Psssssst – Don’t tell my sis, but I might take pictures of her while she’s walking the dogs, or teaching, or (her favorite “exercise”) even running at the mouth. I’ll use my best camera. And best judgment. At Best Buy, of course.
While listening to the press conference, part of me was thinking, “Wow, what a great tool. So easy to use and understand.” Boomers and Older Adults have consistently said their three top desires for technology would be to connect with loved ones, shop, and maintain cognitive health, and this tablet will help do that. Yet another part of me was thinking, “So basic. The RealPad would never be something I’d buy, as I am not intimidated at all by my various devices.”
What I really should have thought was, “I am not intimidated by things I have already learned.”
Learning new tasks is also a well-known way to maintain cognitive health. According to the National Institutes of Health (NIH), “by increasing the complexity of the environment, these activities may increase cognitive reserve. In general, there appears to be support for a positive association between cognitive activity and cognitive functioning in late life.” By this standard, I now have a huge reserve of smartness awaiting me in old age. Want to know why? (there is only one right answer)
For my birthday I asked for a DSLR camera as I want to take better photos for the blog. I have never used anything but a point-and-shoot, nor have I ever had a photo class. And I have zero artistic sense. But right after receiving the Canon Rebel T3 I signed up for a photography class at our local community college. A week late. So I had some catching up to do. Which meant this:
* Get home Saturday night from the convention, leaving one day to prep for the Monday class
* Read the camera manual (which turned out to be totally different from “understand the manual”)
* Learn the computerized college system for finding, reading, and downloading info
* Download the Adobe Lightroom program/ app
* Watch tutorial videos on how to use Lightroom and the Canon
* Search Google repeatedly for help, as I got stuck a lot
* Figure out how to use the camera (I had to get 2 other people involved for a few places where I got stuck, when even Google was too advanced in its explanations)
* Take photos
* Take a self-portrait (which meant learning to use my tripod and the camera timer)
* Upload photos from my camera to the computer, then to the photo app
* Follow the professor’s instructions for labeling and sending the selected portrait to her
* Send the photo in by the deadline (and do the assigned reading, which assumed I already did all the above)

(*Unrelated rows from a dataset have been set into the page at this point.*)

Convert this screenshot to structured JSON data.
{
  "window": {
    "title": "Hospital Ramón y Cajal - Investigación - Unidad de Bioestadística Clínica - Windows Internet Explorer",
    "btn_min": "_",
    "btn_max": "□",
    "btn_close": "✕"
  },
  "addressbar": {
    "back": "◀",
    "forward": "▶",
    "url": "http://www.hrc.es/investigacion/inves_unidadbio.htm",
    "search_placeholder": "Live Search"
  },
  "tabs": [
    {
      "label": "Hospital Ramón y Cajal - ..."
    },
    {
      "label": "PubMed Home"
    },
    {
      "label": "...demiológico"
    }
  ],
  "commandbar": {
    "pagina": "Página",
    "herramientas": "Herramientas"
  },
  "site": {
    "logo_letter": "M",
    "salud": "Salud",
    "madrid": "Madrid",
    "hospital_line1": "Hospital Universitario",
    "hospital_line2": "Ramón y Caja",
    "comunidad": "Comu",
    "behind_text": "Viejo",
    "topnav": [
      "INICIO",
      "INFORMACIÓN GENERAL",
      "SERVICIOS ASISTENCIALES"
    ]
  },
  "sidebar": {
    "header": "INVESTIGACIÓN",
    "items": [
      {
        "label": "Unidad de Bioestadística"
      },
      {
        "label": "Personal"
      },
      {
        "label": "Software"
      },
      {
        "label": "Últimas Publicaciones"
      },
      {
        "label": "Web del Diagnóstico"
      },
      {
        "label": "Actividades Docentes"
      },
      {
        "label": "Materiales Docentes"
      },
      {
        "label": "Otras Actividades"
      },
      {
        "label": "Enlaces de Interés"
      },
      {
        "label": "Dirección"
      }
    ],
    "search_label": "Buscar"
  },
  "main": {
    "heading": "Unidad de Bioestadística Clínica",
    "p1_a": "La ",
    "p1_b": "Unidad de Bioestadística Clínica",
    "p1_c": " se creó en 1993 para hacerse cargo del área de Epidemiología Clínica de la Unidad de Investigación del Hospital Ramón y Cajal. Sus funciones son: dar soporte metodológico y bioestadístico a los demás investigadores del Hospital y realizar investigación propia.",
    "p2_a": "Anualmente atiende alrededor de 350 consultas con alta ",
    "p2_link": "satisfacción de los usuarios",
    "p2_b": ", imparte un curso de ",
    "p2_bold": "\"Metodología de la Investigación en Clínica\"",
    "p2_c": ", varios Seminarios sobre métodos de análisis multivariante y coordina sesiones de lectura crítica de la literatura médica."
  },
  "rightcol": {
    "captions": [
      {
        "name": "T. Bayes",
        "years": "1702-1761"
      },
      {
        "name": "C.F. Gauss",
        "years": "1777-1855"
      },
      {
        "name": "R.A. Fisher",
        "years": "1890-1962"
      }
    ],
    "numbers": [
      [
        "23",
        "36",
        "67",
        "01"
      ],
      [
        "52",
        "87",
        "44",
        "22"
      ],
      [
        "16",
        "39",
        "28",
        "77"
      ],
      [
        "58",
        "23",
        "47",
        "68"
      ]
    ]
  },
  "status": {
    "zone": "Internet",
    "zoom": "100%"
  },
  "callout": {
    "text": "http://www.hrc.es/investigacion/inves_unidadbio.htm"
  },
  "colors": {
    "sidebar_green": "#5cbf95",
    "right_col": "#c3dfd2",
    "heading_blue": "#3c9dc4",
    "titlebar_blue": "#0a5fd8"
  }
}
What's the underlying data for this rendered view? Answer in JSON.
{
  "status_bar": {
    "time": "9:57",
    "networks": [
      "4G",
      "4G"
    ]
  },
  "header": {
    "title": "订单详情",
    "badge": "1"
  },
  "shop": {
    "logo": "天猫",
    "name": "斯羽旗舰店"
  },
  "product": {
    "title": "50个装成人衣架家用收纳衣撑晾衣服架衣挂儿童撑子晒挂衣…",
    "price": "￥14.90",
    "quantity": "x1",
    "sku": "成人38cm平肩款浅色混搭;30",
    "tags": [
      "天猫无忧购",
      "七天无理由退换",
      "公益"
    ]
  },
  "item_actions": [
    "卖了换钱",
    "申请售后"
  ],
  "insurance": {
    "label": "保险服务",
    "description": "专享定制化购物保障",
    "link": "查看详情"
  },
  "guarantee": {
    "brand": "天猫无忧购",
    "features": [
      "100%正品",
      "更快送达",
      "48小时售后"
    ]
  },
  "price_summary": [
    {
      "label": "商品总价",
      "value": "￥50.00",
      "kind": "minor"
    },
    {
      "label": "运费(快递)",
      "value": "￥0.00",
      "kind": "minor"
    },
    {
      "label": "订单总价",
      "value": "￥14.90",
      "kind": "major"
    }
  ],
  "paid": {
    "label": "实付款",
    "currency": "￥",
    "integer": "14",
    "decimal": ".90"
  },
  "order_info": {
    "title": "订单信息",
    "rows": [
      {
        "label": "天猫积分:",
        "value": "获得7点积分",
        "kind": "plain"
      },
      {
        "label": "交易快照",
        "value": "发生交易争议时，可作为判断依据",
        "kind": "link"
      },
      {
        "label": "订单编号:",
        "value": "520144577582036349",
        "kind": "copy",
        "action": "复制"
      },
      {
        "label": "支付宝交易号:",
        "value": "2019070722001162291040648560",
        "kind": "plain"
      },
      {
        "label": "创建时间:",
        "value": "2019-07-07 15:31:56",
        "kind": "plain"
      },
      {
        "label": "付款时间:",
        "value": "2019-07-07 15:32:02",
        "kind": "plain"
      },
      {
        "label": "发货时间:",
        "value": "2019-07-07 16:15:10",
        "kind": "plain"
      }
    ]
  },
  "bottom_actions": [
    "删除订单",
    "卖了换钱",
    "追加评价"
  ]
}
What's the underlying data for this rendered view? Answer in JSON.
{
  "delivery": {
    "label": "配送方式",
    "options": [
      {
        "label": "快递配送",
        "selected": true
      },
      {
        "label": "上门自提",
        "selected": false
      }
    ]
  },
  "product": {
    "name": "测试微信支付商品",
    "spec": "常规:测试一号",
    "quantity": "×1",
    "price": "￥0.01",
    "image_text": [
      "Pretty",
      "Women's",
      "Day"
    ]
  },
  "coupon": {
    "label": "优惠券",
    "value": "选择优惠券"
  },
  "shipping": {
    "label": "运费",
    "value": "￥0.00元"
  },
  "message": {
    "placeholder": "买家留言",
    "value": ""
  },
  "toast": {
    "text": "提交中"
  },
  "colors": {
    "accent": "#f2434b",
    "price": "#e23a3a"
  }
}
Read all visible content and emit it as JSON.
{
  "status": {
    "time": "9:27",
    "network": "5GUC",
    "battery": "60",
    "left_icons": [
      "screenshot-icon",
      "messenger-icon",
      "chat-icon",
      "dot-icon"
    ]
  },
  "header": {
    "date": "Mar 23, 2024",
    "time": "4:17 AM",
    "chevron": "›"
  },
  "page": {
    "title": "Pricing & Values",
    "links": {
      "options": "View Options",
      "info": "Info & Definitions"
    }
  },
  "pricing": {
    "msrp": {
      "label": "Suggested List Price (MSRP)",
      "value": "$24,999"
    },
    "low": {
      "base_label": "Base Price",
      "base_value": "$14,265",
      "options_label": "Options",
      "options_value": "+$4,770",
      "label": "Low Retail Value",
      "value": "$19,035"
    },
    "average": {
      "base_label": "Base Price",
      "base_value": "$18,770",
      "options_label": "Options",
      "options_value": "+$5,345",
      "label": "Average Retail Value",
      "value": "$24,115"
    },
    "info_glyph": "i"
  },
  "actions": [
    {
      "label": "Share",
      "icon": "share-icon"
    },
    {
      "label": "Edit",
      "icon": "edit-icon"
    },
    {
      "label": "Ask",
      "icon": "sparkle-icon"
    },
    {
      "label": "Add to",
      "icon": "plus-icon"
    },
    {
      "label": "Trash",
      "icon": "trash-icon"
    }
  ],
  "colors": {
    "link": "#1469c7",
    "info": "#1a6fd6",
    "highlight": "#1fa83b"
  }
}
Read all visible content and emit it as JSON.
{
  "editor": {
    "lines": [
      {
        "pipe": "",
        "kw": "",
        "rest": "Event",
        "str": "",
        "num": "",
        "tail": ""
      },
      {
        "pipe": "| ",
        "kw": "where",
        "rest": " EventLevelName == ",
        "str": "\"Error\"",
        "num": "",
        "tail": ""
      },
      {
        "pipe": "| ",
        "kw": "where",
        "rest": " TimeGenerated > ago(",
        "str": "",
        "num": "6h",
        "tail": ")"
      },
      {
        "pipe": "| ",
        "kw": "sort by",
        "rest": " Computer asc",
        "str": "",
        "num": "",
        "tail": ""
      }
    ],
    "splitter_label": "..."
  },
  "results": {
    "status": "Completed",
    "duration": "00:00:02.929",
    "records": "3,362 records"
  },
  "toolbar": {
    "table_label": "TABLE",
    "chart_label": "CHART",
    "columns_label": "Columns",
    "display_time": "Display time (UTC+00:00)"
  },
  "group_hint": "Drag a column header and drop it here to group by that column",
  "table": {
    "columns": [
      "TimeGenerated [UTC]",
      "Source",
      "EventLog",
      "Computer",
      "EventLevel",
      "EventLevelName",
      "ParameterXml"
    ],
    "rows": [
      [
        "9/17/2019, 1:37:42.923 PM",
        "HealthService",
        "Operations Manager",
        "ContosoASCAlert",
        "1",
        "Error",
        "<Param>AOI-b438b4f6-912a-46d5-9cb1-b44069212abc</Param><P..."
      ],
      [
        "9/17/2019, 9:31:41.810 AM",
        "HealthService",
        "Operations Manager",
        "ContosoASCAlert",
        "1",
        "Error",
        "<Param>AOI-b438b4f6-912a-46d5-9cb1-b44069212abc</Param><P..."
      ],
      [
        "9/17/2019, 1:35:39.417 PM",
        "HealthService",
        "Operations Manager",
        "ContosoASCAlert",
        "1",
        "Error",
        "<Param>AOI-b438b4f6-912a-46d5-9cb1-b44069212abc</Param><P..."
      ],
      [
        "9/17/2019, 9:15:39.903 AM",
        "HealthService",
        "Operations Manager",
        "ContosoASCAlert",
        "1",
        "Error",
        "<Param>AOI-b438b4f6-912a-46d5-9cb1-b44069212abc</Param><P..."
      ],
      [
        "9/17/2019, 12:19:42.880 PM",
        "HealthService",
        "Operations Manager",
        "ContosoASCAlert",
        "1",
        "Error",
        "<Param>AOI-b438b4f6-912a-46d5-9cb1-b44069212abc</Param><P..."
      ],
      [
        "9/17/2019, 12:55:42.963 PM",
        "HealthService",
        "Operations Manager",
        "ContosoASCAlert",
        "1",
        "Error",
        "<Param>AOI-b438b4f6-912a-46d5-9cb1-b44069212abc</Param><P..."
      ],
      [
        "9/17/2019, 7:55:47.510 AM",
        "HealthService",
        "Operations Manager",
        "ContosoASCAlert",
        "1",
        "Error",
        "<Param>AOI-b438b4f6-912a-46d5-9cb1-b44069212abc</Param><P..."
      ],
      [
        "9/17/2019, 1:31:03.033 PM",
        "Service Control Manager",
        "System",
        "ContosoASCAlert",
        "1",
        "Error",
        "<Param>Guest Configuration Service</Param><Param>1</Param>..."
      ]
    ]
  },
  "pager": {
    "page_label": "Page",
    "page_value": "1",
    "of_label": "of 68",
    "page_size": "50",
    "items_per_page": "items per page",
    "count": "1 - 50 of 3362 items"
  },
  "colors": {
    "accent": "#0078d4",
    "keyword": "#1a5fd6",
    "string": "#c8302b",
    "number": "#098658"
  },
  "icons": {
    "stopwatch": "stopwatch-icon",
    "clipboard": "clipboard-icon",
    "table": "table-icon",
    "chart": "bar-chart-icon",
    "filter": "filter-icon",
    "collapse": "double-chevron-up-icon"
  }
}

That is a lot of f***ing steps. I would have quit if I hadn’t signed up (and paid) for the class, as it was overwhelming to have so much to learn in just one day. But I know that about myself, which is why I signed up for an in-person class instead of just buying an online tutorial that I’d never actually get around to. I felt exhausted after spending most of the day just trying to get up to the baseline required just to take, save, and send a photo. I also felt smarter. Because I did it.
Which brings me back to the RealPad. I now remember how daunting it can be to learn computer skills. Actually, I tried to quit setting up my Twitter account in 2010, but a friend wouldn’t let me. She held my hand (telephonically) until I figured it out. So if you’re intimidated by the computer (or know someone who is, as you obviously know how to read this blog post online), the RealPad could be a very happy solution, as it truly is ready to use right out of the box. You can learn about it by clicking on this ———–> link.
After feeling incompetent and frustrated for much of the day, I actually ended the day feeling quite proud and smart. And tired. My brain needs a nap. The rest of me needs to move after sitting at the computer for too long. So this post is now over.